**Task objective**
Look for the word "Target" in the data below, and copy every line that holds it.
-- Opening Marker --
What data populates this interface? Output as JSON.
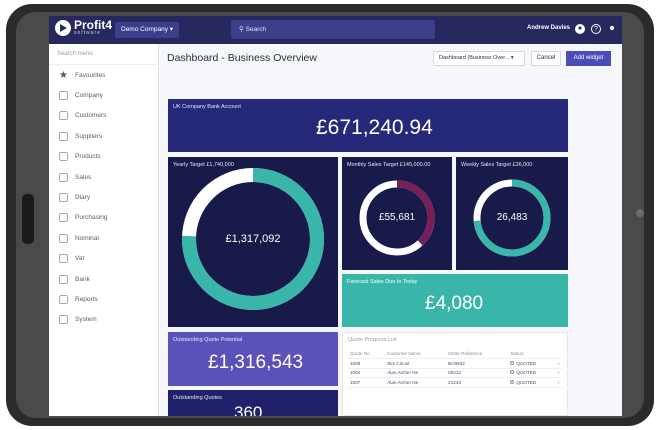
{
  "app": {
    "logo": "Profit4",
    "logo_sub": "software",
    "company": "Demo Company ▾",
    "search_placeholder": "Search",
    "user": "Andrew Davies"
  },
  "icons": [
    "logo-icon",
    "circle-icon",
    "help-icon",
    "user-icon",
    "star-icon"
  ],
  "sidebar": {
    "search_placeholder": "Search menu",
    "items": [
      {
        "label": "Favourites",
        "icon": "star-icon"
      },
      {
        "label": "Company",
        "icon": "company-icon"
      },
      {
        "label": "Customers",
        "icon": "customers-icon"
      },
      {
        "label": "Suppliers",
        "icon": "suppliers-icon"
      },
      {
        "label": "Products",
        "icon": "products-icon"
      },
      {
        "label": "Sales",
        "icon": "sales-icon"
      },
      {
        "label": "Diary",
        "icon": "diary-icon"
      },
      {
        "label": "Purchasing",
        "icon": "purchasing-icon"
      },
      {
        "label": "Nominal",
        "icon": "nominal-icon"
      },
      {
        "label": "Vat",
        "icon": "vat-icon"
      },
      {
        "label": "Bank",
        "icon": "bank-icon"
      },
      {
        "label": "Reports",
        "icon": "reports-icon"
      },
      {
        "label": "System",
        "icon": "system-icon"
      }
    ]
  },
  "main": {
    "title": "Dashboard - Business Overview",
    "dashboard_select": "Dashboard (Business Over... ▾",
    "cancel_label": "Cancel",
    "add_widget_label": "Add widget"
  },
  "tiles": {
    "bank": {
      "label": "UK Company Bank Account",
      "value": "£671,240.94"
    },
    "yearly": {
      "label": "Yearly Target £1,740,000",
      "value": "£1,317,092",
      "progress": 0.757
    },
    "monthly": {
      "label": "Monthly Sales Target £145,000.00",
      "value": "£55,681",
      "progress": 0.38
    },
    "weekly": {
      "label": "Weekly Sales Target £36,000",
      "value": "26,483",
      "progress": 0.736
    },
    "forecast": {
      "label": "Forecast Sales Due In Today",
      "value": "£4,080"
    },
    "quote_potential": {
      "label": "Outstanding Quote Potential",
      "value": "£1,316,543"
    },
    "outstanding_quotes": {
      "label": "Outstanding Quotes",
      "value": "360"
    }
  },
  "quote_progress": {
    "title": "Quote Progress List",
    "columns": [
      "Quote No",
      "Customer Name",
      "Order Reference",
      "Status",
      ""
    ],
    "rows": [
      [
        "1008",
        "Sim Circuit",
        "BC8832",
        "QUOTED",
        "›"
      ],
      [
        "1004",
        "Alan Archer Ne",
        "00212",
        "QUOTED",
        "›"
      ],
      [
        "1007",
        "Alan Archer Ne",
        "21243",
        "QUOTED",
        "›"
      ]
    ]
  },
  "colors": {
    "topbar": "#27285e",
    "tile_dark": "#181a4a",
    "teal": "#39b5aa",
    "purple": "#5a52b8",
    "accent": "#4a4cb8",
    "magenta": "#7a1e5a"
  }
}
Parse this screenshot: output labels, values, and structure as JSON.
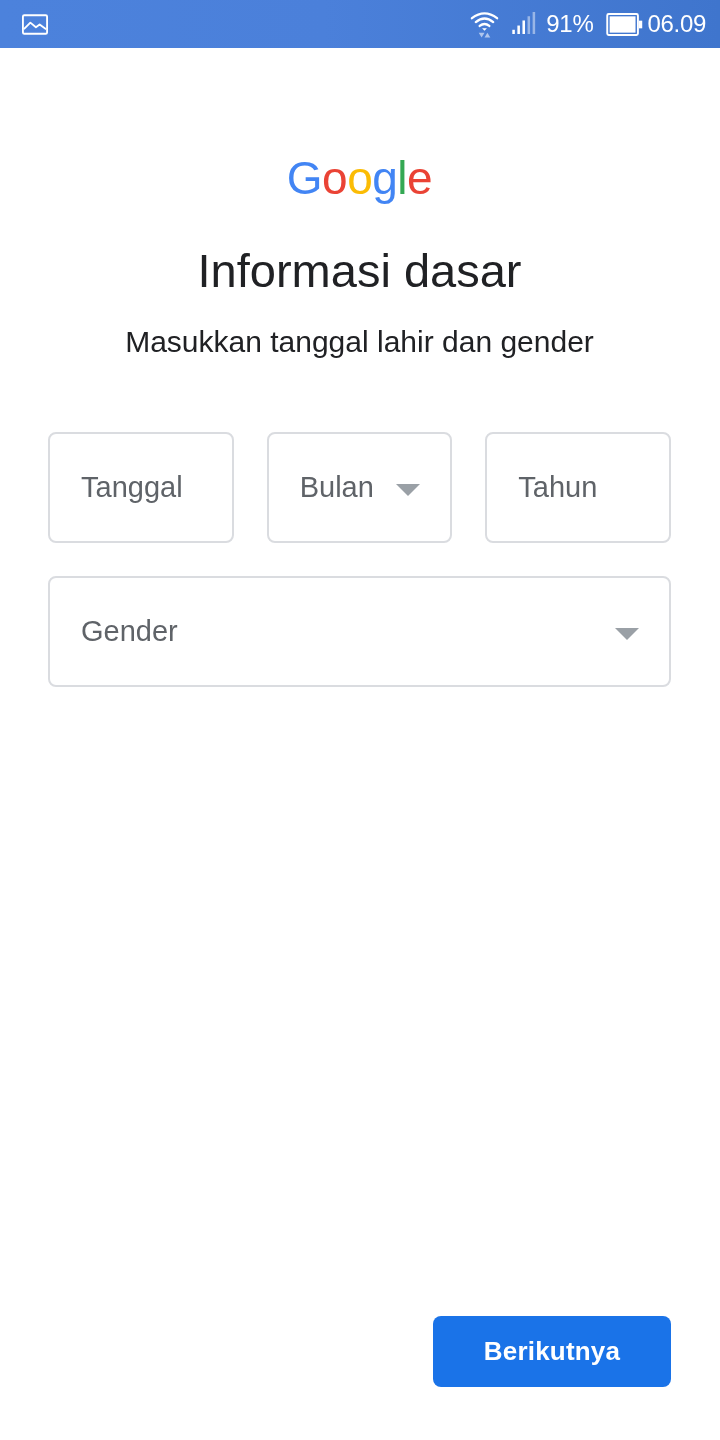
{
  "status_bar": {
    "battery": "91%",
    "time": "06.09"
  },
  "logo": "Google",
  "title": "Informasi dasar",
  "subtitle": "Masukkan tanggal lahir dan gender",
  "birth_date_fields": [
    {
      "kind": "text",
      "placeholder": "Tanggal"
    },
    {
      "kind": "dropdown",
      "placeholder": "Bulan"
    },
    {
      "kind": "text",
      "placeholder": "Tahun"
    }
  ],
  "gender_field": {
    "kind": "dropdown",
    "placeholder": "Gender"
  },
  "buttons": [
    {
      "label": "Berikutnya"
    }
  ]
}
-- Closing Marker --
**Answer box**
      "label": "Yearly Target £1,740,000",
      "label": "Monthly Sales Target £145,000.00",
      "label": "Weekly Sales Target £36,000",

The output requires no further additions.